There’s now a fundamental disconnect in our society. We sell the importance of a college education and many kids take it to heart, yet we saddle them with crippling debt and a barista job at Starbucks. Now that they’re getting the disconnect, they’re doing everything that they can – unhealthy as it is – to still get the degree. It’s time to rethink higher education and put our money where our mouth is…because God knows that more than a few kids aren’t putting anything in their mouths.
Although this is being posted later than would normally happen, the pricing for the May 2014 PracticalDad Price Index occurred at the first of the month and the results were simply unexpected. For all of the talk about incipient inflation – given credence by April 2014’s jump in the 37 item Food-Only Segment Index by greater than 1.5 points – the battle between Fed desired inflation and deflation continues as both of the indices declined again; this was led by Food-Only Segment Index literal collapse of greater than 2 points from April’s 113.59 to May’s 111.54 (November 2010 = 100). The results are listed below:

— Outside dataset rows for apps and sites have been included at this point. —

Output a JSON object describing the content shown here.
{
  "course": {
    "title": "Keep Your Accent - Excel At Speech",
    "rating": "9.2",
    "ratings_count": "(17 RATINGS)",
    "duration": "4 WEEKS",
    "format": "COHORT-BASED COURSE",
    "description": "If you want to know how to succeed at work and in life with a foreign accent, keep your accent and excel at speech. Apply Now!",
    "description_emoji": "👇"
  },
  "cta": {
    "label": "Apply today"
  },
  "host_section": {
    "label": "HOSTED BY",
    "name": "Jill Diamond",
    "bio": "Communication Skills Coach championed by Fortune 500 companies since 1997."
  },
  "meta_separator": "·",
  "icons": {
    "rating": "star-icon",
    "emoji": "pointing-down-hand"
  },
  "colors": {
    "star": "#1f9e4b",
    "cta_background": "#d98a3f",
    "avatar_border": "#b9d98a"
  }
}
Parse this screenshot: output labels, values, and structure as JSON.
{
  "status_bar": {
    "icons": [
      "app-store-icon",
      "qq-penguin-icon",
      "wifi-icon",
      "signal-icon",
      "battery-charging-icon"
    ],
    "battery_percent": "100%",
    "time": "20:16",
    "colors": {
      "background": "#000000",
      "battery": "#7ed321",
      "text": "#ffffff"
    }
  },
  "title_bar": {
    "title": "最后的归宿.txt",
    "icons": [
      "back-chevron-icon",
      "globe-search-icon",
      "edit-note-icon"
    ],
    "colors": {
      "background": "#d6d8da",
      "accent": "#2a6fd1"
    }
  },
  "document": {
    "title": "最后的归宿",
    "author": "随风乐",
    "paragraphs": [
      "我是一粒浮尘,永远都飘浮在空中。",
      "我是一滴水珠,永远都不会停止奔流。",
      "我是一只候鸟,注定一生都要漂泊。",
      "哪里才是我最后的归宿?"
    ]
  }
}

PracticalDad Price Index – May 2014
||Total Index (11/10 = 100)
||Food-Only Index (11/10 = 100)
Most notable about this result is the sheer size of the index swing downwards – more than 2 full index points – and especially on the heels of the largest upward swing of 1.53 full points in the previous month. If the marketbasket were a machine, I’d swear that the vibrations were increasing in such a manner as to damage it.
So for all of the talk about inflation, why the sharp move downwards? Remember that deflation is symptomatic of a decline in the money supply as well as incomes and if the money supply is at all time highs, then prices are declining because the producers/retailers are having to drop them to help maintain sales; the Great Depression of 1929 was a situation in which businesses lost all control of their pricing because of a collapse in jobs and income.
In May 2014, the index decline was again due to the price decreases in multiple food items at one store. This same store has had greater than a half dozen food item price cuts since January 2014 and an additional three food items saw price declines as of the May pricing excursions.
Let’s put this in perspective. The PracticalDad Price Index marketbasket is composed of 47 common grocery store items, of which 37 are foodstuff products (for a complete list of the items in the marketbasket, see here). Of the three constituent stores surveyed, one store has had price cuts in ten separate foodstuff products from the Index – more than a quarter of the food items – in the past five months.
There were certainly price increases in meat and dairy products as the cost of milk rose and the effects of the national beef herd culling rolls through to the consumer, but these factors were more than offset by the efforts of a grocer to stay afloat amidst a customer base that is cutting back spending because it’s being starved of income in the bifurcated American economy.
I’m waiting to see if and when this trend starts to hit the other two grocers.